We are five episodes in season six, and it looks like this might be the season that will be known as the gimmick-of-the-week season. In a way, Childrens Hospital has almost always been a gimmick-of-the-week series, but this current season has put those gimmicks more fully on display. Last week was the fan writing competition episode, the premiere had a surprise pregnancy, and in between have been adventures to the White House and revelations about secret siblings. The best way to think of these episodes now, especially after season five’s more “subdued” vibe (due to the locale), is to think of them more as weekly attractions. To think of it as though the show within the show is living sweeps week with every episode. Season four also had its own event episodes, but that season as a whole is more of an exploration of various genres than a weekly grab for hypothetical ratings (like here).
Of course, for the show within the show, what constitutes as sweeps-worthy—for example, a new-found super power—is pretty much a normal “gift” turned deadly.
This all leads to Lola having the super power of the adorable pout, something that can make anyone bend to her will, for better or worse. Anyone, except for her mentor and medical school professor, Dr. Leonard Hillman (Fred Melamed). Hillman has a superpower of his own: his “imperious gaze.” And eventually, Hillman wants Lola to join him in the side of evil, which forces the two to face-off in a battle of good (and pretty) versus evil (and blind).
Oh, and Blake has to go to family mediation with Dori and Billy because of how crappy of a dad he is.
Childrens Hospital is the ultimate example of putting a group of funny people together and having that translate to the project itself being funny. All too often, projects might have some of the funniest people in the world involved with them, and yet they end up tanking in the humor and creativity department. Childrens Hospital, on the other hand, finds a way to make it all look easy—practically effortless—when it comes to the convergence of funny people and funny material.
But sadly, Childrens Hospital isn’t perfect, and it too can fall victim to the same problems as other projects with funny people. In this instance, “With Great Power…” does, and it’s one of the first real instances of the show’s age possibly starting to catch up to it.
“With Great Power…” isn’t a horrifically unfunny episode of the show. It’s perfectly average. There are definitely humorous moments in the episode (as opposed to the typical chuckle-worthiness), and the worst Childrens Hospital still isn’t much of the worst of anything else. But despite all of the intentional “plot holes” you can typically punch through the series, the series’ episode plots tend to have an almost ineffable strength to them, where there’s a weight to even the most nonsensical plots. There’s no need to question anything, no matter how ridiculous, because it’s all so tight and genuinely funny.
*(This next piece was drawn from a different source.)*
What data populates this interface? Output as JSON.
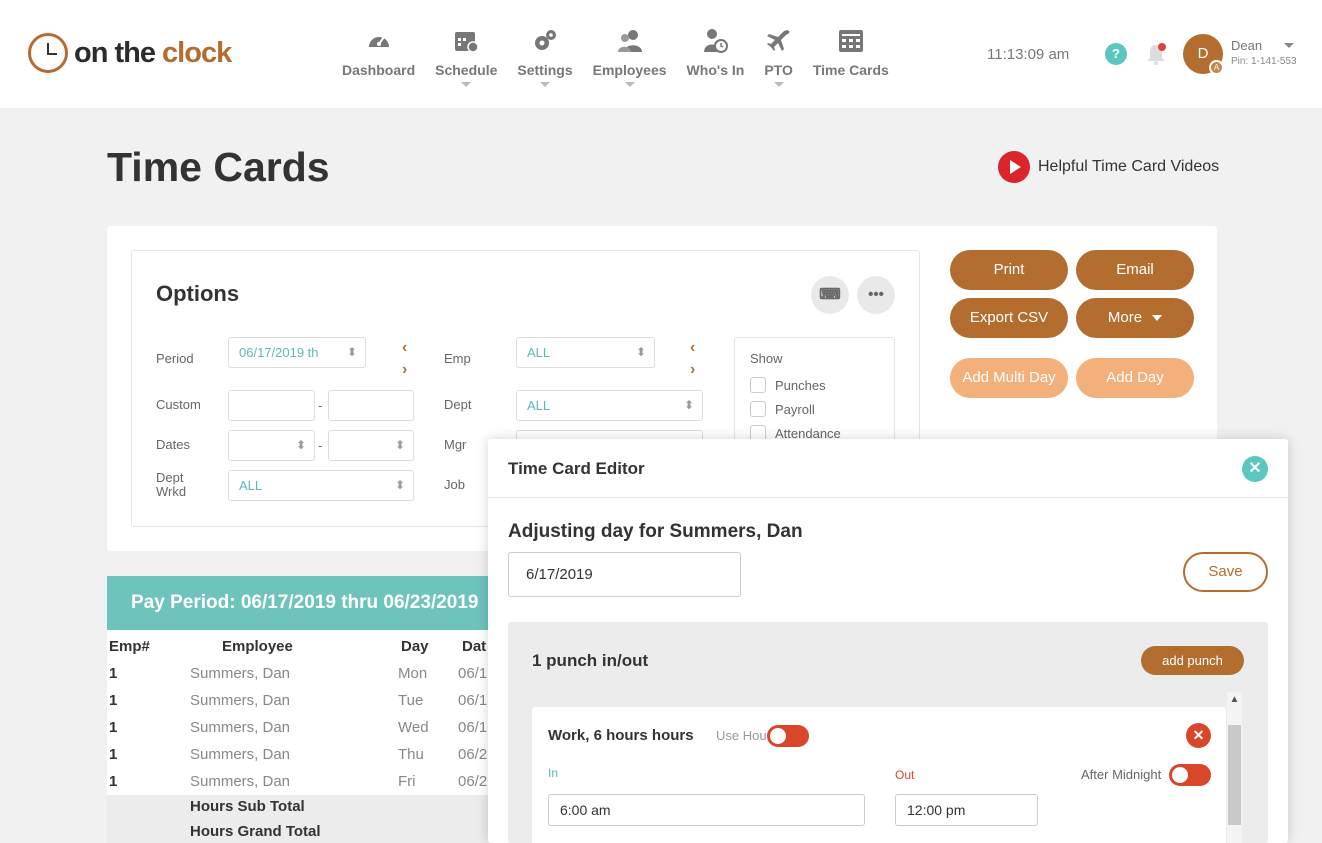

That strength and weight are sorely lacking in “With Great Power…,” which is especially surprising because the very fact that it’s a Lola Spratt-driven episode would usually elevate its standing.
The episode may be capable of greatness (kind of like Lola and her powers), but it unfortunately is nowhere there.
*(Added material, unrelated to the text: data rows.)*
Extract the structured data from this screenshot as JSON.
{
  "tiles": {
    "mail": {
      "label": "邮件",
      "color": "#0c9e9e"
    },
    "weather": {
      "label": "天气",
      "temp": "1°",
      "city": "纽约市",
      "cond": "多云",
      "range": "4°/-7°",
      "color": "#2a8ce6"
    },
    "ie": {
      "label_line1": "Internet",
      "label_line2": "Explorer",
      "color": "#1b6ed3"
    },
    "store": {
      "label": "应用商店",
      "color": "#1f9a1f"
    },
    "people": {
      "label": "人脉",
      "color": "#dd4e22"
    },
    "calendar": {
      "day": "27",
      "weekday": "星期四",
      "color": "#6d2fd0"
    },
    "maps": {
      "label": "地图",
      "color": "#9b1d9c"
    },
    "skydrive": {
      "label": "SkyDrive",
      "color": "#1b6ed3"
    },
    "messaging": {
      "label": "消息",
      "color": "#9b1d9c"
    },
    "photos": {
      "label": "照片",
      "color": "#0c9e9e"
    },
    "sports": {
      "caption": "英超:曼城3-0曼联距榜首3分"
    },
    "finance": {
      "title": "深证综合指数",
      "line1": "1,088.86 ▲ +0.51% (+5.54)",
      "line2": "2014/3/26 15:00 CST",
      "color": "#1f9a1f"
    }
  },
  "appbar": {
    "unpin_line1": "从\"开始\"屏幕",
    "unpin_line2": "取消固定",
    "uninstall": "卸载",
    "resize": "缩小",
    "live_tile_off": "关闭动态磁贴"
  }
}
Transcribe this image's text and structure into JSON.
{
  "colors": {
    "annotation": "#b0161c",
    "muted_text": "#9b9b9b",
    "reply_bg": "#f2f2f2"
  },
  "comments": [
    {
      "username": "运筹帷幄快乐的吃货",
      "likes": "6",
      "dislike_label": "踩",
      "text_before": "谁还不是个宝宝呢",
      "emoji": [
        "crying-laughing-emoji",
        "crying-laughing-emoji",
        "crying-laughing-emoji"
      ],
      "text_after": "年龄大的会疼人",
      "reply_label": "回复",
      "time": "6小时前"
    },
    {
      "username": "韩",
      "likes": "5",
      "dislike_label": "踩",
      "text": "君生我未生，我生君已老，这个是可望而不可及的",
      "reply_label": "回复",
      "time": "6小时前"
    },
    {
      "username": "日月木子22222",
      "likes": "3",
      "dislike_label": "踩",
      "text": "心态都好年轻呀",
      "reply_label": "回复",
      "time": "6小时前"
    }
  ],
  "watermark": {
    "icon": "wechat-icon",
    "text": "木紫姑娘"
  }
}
For instance, there’s nothing inherently wrong with the reveal of Professor Hillman being “totally blind” (which he has in common with Randall Tyree Mandersohn), but the flashbacks are ones that were done much better with Chet and his psychotic break in back in season three’s “The Chet Episode.” And Lola realizing almost immediately that using her pout for personal gain leads to disastrous results is the typical ‘low stakes treated as high stakes’ type of storytelling that Childrens Hospital excels in, but in an episode where Blake’s child with Dori is the other plot, even the little continuity of her uncanny impressions being her “super power” would make more sense. That or her “fantastic melons.”
Jonathan Stern’s script clearly wants to do a lot of work in the 15 minutes allotted to it, and the fact of the matter is that he does. That’s part of why the episode is so messy. Lola’s super power plot and Blake’s daddy issues are easily two separate episodes on their own, yet they find their way here together, never once actually feeling like they’re on the same frequency. Disjointed can work—especially for Childrens Hospital—but neither plot really makes it off the ground, save for the roof scene at the end of Lola’s plot (both figuratively and literally, obviously).
“With Great Power…” is simply better in theory than it is in practice, which if you then take the episode as a commentary on certain superhero movies (see: the recent trailer for Batman V. Superman: Dawn Of Justice), then maybe it’s actually an amazing episode. If you don’t, then you have all of the above.
Also, not to sound like a broken record, but this episode is another one where the lack of certain cast members is simply too glaring. When Owen tells Blake about and Glenn’s bleeding penis, only for there never even being a glimpse of Glenn in the episode, it becomes another cast absence to dwell on. As is Owen disappearing from the episode right after he suggests the mulligan for Blake (and Sy also disappearing after his one scene). Knowing that the cast of busy actors is, in fact, busy makes it easy to accept such inevitabilities, but it’s ridiculous to believe episodes of Childrens Hospital will never suffer for it. Just look at this one.
- The best part of the climactic roof scene wasn’t anything happening in the scene itself but instead the background of Brazil. Subtle touches like that are always appreciated on such an in-your-face series.
- It was the season three premiere that featured Chief as a fully mobile superhero on the weekends, and I actually thought going into this episode that it would be similar to that. This is definitely more “grounded,” if that word has any true meaning in the case of Childrens Hospital.
- David Wain plays the Square Dance Caller. Bless his heart. Even before I was sure of that, his own dancing kind of tipped me off.